Increasing numbers of employers are utilizing a behavioral interviewing process. It is a procedure based on the theory that the most accurate predictor of future performance with their organization is one’s past performance.

It requires that all answers be as specific and detailed as possible. Candidates who offer examples related to particular situations will be far more effective and successful than those who respond in general terms. New graduates with little paid work experience in the field can still shine in this format by using related examples from school, volunteer, internship, sports activities and similar experiences.

Questions often begin with…

Describe a situation in which you…
Tell me about a time when you…
Please discuss…and give a specific example…

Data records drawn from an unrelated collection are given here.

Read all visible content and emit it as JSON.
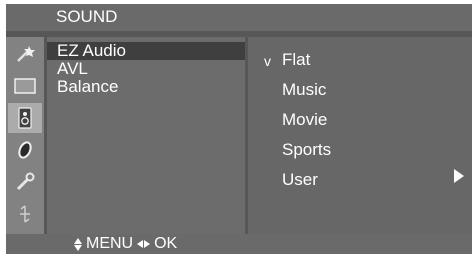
{
  "menu": {
    "title": "SOUND",
    "categories": [
      {
        "icon": "picture-wand-icon"
      },
      {
        "icon": "screen-icon"
      },
      {
        "icon": "speaker-icon",
        "selected": true
      },
      {
        "icon": "timer-icon"
      },
      {
        "icon": "special-wrench-icon"
      },
      {
        "icon": "setup-icon"
      }
    ],
    "items": [
      {
        "label": "EZ Audio",
        "selected": true
      },
      {
        "label": "AVL"
      },
      {
        "label": "Balance"
      }
    ],
    "submenu": {
      "check_mark": "v",
      "options": [
        {
          "label": "Flat",
          "checked": true
        },
        {
          "label": "Music"
        },
        {
          "label": "Movie"
        },
        {
          "label": "Sports"
        },
        {
          "label": "User",
          "has_submenu": true
        }
      ]
    },
    "help": {
      "menu_label": "MENU",
      "ok_label": "OK"
    }
  },
  "colors": {
    "screen_bg": "#575757",
    "highlight": "#3f3f3f",
    "selected_icon_bg": "#ababab"
  }
}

Since you cannot anticipate the exact wording of behavioral questions, what is the best way to prepare for such an interview? Review the point made in the section “Prior to the Interview” found on the Interviewing Tips for the Wise Job Searcher handout.

As you consider the job description and what you know about the organization, visualize the broad concerns. You will be expected to discuss in behavioral terms such as teamwork, technical and professional skills, initiative, and skills of analysis, communication, and flexibility as they apply to the job description and the organization. Develop a small arsenal of stories that use examples and can be adapted to a variety of behavioral questions.

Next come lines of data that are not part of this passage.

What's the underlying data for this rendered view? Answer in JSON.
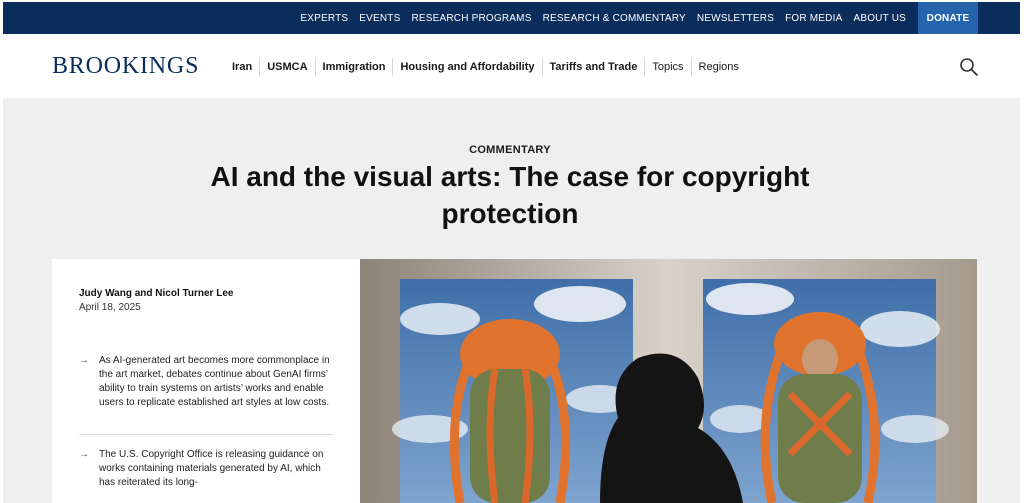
{
  "topbar": {
    "links": [
      "EXPERTS",
      "EVENTS",
      "RESEARCH PROGRAMS",
      "RESEARCH & COMMENTARY",
      "NEWSLETTERS",
      "FOR MEDIA",
      "ABOUT US"
    ],
    "donate": "DONATE"
  },
  "brand": {
    "logo": "BROOKINGS",
    "color": "#0b2d5b"
  },
  "nav": {
    "items": [
      "Iran",
      "USMCA",
      "Immigration",
      "Housing and Affordability",
      "Tariffs and Trade",
      "Topics",
      "Regions"
    ],
    "search_icon": "search-icon"
  },
  "article": {
    "eyebrow": "COMMENTARY",
    "title": "AI and the visual arts: The case for copyright protection",
    "authors": "Judy Wang and Nicol Turner Lee",
    "date": "April 18, 2025",
    "bullets": [
      "As AI-generated art becomes more commonplace in the art market, debates continue about GenAI firms’ ability to train systems on artists’ works and enable users to replicate established art styles at low costs.",
      "The U.S. Copyright Office is releasing guidance on works containing materials generated by AI, which has reiterated its long-"
    ],
    "arrow": "→"
  }
}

When asked a behavioral question, you should briefly describe the situation, what specific action you took that affected the situation, and the positive result. This three step process is called a SAR statement:

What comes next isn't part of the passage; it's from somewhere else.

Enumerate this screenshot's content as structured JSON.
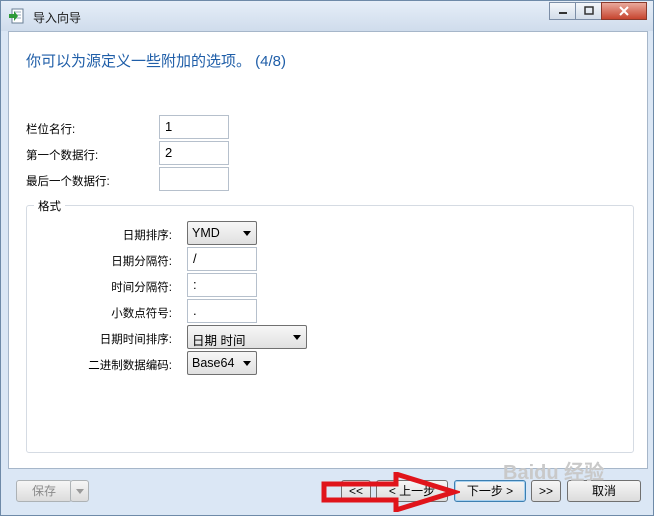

Step 1 – Situation (or task, problem, etc)
Step 2 – Action taken
Step 3 – Result (or outcome)

Sample Question: Describe a situation where you exerted leadership in a group process.

Sample Answer:

Situation (S):
The deadline for a group project for our economics class was fast approaching and we seemed confused and unmotivated.

Action (A):
I met with the professor to clarify her expectations for the project. I then called a meeting of our group and suggested a process and a time frame to accomplish the project. Individual tasks and roles were determined by interest.

Result (R):
The class presentation of our project was given a grade of A by the professor and peer evaluations rated it highly. In addition, the group had a feeling of accomplishment where once there was confusion and indecision.